== PROBLEM STATEMENT ==
Without including any picture, write out the entries exactly as they stand.

== DATA TO USE ==
<<<<

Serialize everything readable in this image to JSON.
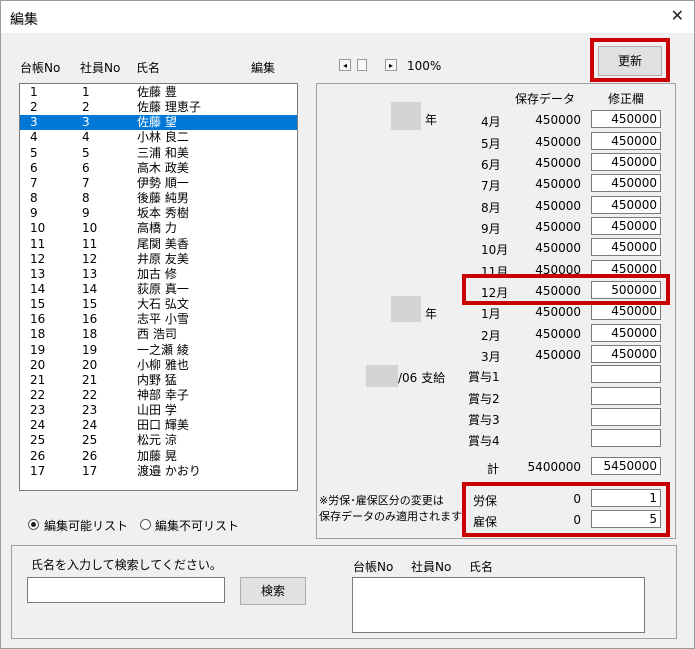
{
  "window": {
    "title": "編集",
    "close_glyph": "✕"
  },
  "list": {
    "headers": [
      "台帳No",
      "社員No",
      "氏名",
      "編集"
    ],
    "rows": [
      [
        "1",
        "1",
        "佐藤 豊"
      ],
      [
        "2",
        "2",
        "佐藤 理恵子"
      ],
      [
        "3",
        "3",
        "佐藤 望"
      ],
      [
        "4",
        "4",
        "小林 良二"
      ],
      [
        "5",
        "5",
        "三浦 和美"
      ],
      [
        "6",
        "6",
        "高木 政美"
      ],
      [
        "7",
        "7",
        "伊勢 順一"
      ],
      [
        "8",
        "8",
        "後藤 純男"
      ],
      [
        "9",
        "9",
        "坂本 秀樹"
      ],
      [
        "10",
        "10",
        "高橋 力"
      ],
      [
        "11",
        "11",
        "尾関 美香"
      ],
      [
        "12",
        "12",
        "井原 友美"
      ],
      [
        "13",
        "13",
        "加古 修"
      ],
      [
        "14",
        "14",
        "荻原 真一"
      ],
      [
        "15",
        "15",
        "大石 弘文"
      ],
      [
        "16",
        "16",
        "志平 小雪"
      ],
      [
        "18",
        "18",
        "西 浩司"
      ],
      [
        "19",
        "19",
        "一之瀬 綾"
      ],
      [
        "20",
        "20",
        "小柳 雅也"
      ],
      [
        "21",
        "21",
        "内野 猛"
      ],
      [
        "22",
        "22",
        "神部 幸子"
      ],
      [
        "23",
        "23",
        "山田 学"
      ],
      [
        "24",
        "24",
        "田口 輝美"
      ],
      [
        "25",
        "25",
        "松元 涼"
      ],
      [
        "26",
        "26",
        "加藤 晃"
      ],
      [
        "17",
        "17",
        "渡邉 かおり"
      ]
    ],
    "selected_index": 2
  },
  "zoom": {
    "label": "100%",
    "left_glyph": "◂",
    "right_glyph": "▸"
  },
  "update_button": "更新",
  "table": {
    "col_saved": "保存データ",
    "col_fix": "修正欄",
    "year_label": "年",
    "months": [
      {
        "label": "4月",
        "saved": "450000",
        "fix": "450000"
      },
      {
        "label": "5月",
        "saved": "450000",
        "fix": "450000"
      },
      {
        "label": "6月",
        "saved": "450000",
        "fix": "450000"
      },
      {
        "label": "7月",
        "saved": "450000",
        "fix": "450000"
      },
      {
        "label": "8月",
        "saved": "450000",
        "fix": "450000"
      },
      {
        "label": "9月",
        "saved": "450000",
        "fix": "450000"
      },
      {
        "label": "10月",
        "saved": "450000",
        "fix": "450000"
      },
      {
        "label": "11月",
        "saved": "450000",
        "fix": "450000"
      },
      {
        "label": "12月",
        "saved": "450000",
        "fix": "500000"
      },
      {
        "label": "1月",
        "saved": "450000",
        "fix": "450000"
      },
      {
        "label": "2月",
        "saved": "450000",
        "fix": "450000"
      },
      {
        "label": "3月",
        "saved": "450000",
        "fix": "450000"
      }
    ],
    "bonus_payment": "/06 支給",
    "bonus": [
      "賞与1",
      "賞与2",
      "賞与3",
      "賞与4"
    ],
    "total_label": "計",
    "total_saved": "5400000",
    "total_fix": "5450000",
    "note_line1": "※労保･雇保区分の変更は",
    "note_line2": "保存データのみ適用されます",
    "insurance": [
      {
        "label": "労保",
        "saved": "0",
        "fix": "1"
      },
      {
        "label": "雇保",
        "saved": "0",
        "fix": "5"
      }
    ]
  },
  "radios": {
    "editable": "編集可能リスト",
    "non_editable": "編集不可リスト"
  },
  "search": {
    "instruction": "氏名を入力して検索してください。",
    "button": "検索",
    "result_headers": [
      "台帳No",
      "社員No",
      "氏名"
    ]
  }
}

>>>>

== RESPONSE ==
Serialize everything readable in this image to JSON.
{
  "window": {
    "title": "編集",
    "close_glyph": "✕"
  },
  "list": {
    "headers": [
      "台帳No",
      "社員No",
      "氏名",
      "編集"
    ],
    "rows": [
      [
        "1",
        "1",
        "佐藤 豊"
      ],
      [
        "2",
        "2",
        "佐藤 理恵子"
      ],
      [
        "3",
        "3",
        "佐藤 望"
      ],
      [
        "4",
        "4",
        "小林 良二"
      ],
      [
        "5",
        "5",
        "三浦 和美"
      ],
      [
        "6",
        "6",
        "高木 政美"
      ],
      [
        "7",
        "7",
        "伊勢 順一"
      ],
      [
        "8",
        "8",
        "後藤 純男"
      ],
      [
        "9",
        "9",
        "坂本 秀樹"
      ],
      [
        "10",
        "10",
        "高橋 力"
      ],
      [
        "11",
        "11",
        "尾関 美香"
      ],
      [
        "12",
        "12",
        "井原 友美"
      ],
      [
        "13",
        "13",
        "加古 修"
      ],
      [
        "14",
        "14",
        "荻原 真一"
      ],
      [
        "15",
        "15",
        "大石 弘文"
      ],
      [
        "16",
        "16",
        "志平 小雪"
      ],
      [
        "18",
        "18",
        "西 浩司"
      ],
      [
        "19",
        "19",
        "一之瀬 綾"
      ],
      [
        "20",
        "20",
        "小柳 雅也"
      ],
      [
        "21",
        "21",
        "内野 猛"
      ],
      [
        "22",
        "22",
        "神部 幸子"
      ],
      [
        "23",
        "23",
        "山田 学"
      ],
      [
        "24",
        "24",
        "田口 輝美"
      ],
      [
        "25",
        "25",
        "松元 涼"
      ],
      [
        "26",
        "26",
        "加藤 晃"
      ],
      [
        "17",
        "17",
        "渡邉 かおり"
      ]
    ],
    "selected_index": 2
  },
  "zoom": {
    "label": "100%",
    "left_glyph": "◂",
    "right_glyph": "▸"
  },
  "update_button": "更新",
  "table": {
    "col_saved": "保存データ",
    "col_fix": "修正欄",
    "year_label": "年",
    "months": [
      {
        "label": "4月",
        "saved": "450000",
        "fix": "450000"
      },
      {
        "label": "5月",
        "saved": "450000",
        "fix": "450000"
      },
      {
        "label": "6月",
        "saved": "450000",
        "fix": "450000"
      },
      {
        "label": "7月",
        "saved": "450000",
        "fix": "450000"
      },
      {
        "label": "8月",
        "saved": "450000",
        "fix": "450000"
      },
      {
        "label": "9月",
        "saved": "450000",
        "fix": "450000"
      },
      {
        "label": "10月",
        "saved": "450000",
        "fix": "450000"
      },
      {
        "label": "11月",
        "saved": "450000",
        "fix": "450000"
      },
      {
        "label": "12月",
        "saved": "450000",
        "fix": "500000"
      },
      {
        "label": "1月",
        "saved": "450000",
        "fix": "450000"
      },
      {
        "label": "2月",
        "saved": "450000",
        "fix": "450000"
      },
      {
        "label": "3月",
        "saved": "450000",
        "fix": "450000"
      }
    ],
    "bonus_payment": "/06 支給",
    "bonus": [
      "賞与1",
      "賞与2",
      "賞与3",
      "賞与4"
    ],
    "total_label": "計",
    "total_saved": "5400000",
    "total_fix": "5450000",
    "note_line1": "※労保･雇保区分の変更は",
    "note_line2": "保存データのみ適用されます",
    "insurance": [
      {
        "label": "労保",
        "saved": "0",
        "fix": "1"
      },
      {
        "label": "雇保",
        "saved": "0",
        "fix": "5"
      }
    ]
  },
  "radios": {
    "editable": "編集可能リスト",
    "non_editable": "編集不可リスト"
  },
  "search": {
    "instruction": "氏名を入力して検索してください。",
    "button": "検索",
    "result_headers": [
      "台帳No",
      "社員No",
      "氏名"
    ]
  }
}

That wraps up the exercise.